Extracted records: Begin
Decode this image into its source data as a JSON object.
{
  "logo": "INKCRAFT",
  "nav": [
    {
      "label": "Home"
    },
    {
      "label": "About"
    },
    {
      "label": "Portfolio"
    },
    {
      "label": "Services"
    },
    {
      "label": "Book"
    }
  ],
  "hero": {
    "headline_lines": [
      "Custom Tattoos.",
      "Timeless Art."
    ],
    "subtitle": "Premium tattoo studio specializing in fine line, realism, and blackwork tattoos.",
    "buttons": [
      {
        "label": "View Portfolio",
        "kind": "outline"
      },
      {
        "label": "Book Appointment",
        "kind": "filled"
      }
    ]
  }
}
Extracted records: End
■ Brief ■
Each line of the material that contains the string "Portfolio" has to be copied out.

■ Answer for the task ■
      "label": "Portfolio"
        "label": "View Portfolio",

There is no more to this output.